*** RECORDS PROVIDED Section Begins ***

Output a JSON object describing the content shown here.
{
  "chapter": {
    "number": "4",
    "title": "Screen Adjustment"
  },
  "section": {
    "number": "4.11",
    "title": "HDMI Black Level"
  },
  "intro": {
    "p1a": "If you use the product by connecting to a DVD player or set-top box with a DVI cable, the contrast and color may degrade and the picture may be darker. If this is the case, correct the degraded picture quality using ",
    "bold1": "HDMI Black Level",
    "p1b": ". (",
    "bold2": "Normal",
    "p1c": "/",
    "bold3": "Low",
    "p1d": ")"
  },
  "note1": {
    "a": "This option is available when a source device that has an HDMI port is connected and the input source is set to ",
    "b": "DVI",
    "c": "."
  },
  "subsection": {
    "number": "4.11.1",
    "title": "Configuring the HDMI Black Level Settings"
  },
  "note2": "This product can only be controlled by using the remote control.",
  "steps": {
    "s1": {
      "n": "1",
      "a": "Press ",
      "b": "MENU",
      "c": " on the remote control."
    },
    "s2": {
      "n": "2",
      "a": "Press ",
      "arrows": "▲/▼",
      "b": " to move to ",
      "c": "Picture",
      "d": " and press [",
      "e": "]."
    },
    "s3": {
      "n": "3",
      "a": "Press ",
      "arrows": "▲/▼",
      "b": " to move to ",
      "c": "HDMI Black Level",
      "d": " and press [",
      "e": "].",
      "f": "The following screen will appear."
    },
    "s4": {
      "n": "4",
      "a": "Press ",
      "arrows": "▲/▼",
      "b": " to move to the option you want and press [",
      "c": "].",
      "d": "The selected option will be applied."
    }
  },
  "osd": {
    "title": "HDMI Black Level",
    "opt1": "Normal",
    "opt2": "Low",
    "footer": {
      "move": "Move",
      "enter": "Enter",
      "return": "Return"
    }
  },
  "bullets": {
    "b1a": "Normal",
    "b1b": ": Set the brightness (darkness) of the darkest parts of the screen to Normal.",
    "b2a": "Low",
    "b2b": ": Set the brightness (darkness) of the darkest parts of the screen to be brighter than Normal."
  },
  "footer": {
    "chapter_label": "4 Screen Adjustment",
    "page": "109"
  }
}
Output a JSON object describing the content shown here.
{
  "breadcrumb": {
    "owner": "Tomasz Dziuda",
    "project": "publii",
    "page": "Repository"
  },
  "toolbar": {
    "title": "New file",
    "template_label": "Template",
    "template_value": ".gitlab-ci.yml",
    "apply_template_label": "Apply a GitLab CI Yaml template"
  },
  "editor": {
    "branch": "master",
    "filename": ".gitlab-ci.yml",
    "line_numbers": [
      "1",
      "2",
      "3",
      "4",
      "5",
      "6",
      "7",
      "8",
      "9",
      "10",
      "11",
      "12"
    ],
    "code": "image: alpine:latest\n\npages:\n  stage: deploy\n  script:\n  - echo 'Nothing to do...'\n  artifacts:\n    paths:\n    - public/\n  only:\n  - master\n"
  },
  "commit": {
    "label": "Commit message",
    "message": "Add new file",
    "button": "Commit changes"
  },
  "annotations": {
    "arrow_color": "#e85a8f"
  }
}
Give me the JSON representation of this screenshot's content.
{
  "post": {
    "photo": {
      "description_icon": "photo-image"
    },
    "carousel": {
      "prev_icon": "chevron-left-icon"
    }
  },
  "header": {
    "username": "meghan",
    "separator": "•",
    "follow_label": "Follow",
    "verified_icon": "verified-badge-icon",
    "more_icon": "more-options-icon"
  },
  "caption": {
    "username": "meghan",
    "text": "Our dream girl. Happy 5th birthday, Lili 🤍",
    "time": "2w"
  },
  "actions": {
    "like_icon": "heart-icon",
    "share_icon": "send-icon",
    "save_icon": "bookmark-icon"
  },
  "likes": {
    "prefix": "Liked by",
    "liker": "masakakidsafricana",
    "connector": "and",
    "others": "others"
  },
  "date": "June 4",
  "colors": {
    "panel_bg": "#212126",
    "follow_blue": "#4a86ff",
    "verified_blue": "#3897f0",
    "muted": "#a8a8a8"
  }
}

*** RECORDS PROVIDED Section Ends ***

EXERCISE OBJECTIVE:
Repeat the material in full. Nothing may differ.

SOLUTION FOR THIS PROBLEM:
Output a JSON object describing the content shown here.
{
  "chapter": {
    "number": "4",
    "title": "Screen Adjustment"
  },
  "section": {
    "number": "4.11",
    "title": "HDMI Black Level"
  },
  "intro": {
    "p1a": "If you use the product by connecting to a DVD player or set-top box with a DVI cable, the contrast and color may degrade and the picture may be darker. If this is the case, correct the degraded picture quality using ",
    "bold1": "HDMI Black Level",
    "p1b": ". (",
    "bold2": "Normal",
    "p1c": "/",
    "bold3": "Low",
    "p1d": ")"
  },
  "note1": {
    "a": "This option is available when a source device that has an HDMI port is connected and the input source is set to ",
    "b": "DVI",
    "c": "."
  },
  "subsection": {
    "number": "4.11.1",
    "title": "Configuring the HDMI Black Level Settings"
  },
  "note2": "This product can only be controlled by using the remote control.",
  "steps": {
    "s1": {
      "n": "1",
      "a": "Press ",
      "b": "MENU",
      "c": " on the remote control."
    },
    "s2": {
      "n": "2",
      "a": "Press ",
      "arrows": "▲/▼",
      "b": " to move to ",
      "c": "Picture",
      "d": " and press [",
      "e": "]."
    },
    "s3": {
      "n": "3",
      "a": "Press ",
      "arrows": "▲/▼",
      "b": " to move to ",
      "c": "HDMI Black Level",
      "d": " and press [",
      "e": "].",
      "f": "The following screen will appear."
    },
    "s4": {
      "n": "4",
      "a": "Press ",
      "arrows": "▲/▼",
      "b": " to move to the option you want and press [",
      "c": "].",
      "d": "The selected option will be applied."
    }
  },
  "osd": {
    "title": "HDMI Black Level",
    "opt1": "Normal",
    "opt2": "Low",
    "footer": {
      "move": "Move",
      "enter": "Enter",
      "return": "Return"
    }
  },
  "bullets": {
    "b1a": "Normal",
    "b1b": ": Set the brightness (darkness) of the darkest parts of the screen to Normal.",
    "b2a": "Low",
    "b2b": ": Set the brightness (darkness) of the darkest parts of the screen to be brighter than Normal."
  },
  "footer": {
    "chapter_label": "4 Screen Adjustment",
    "page": "109"
  }
}
Output a JSON object describing the content shown here.
{
  "breadcrumb": {
    "owner": "Tomasz Dziuda",
    "project": "publii",
    "page": "Repository"
  },
  "toolbar": {
    "title": "New file",
    "template_label": "Template",
    "template_value": ".gitlab-ci.yml",
    "apply_template_label": "Apply a GitLab CI Yaml template"
  },
  "editor": {
    "branch": "master",
    "filename": ".gitlab-ci.yml",
    "line_numbers": [
      "1",
      "2",
      "3",
      "4",
      "5",
      "6",
      "7",
      "8",
      "9",
      "10",
      "11",
      "12"
    ],
    "code": "image: alpine:latest\n\npages:\n  stage: deploy\n  script:\n  - echo 'Nothing to do...'\n  artifacts:\n    paths:\n    - public/\n  only:\n  - master\n"
  },
  "commit": {
    "label": "Commit message",
    "message": "Add new file",
    "button": "Commit changes"
  },
  "annotations": {
    "arrow_color": "#e85a8f"
  }
}
Give me the JSON representation of this screenshot's content.
{
  "post": {
    "photo": {
      "description_icon": "photo-image"
    },
    "carousel": {
      "prev_icon": "chevron-left-icon"
    }
  },
  "header": {
    "username": "meghan",
    "separator": "•",
    "follow_label": "Follow",
    "verified_icon": "verified-badge-icon",
    "more_icon": "more-options-icon"
  },
  "caption": {
    "username": "meghan",
    "text": "Our dream girl. Happy 5th birthday, Lili 🤍",
    "time": "2w"
  },
  "actions": {
    "like_icon": "heart-icon",
    "share_icon": "send-icon",
    "save_icon": "bookmark-icon"
  },
  "likes": {
    "prefix": "Liked by",
    "liker": "masakakidsafricana",
    "connector": "and",
    "others": "others"
  },
  "date": "June 4",
  "colors": {
    "panel_bg": "#212126",
    "follow_blue": "#4a86ff",
    "verified_blue": "#3897f0",
    "muted": "#a8a8a8"
  }
}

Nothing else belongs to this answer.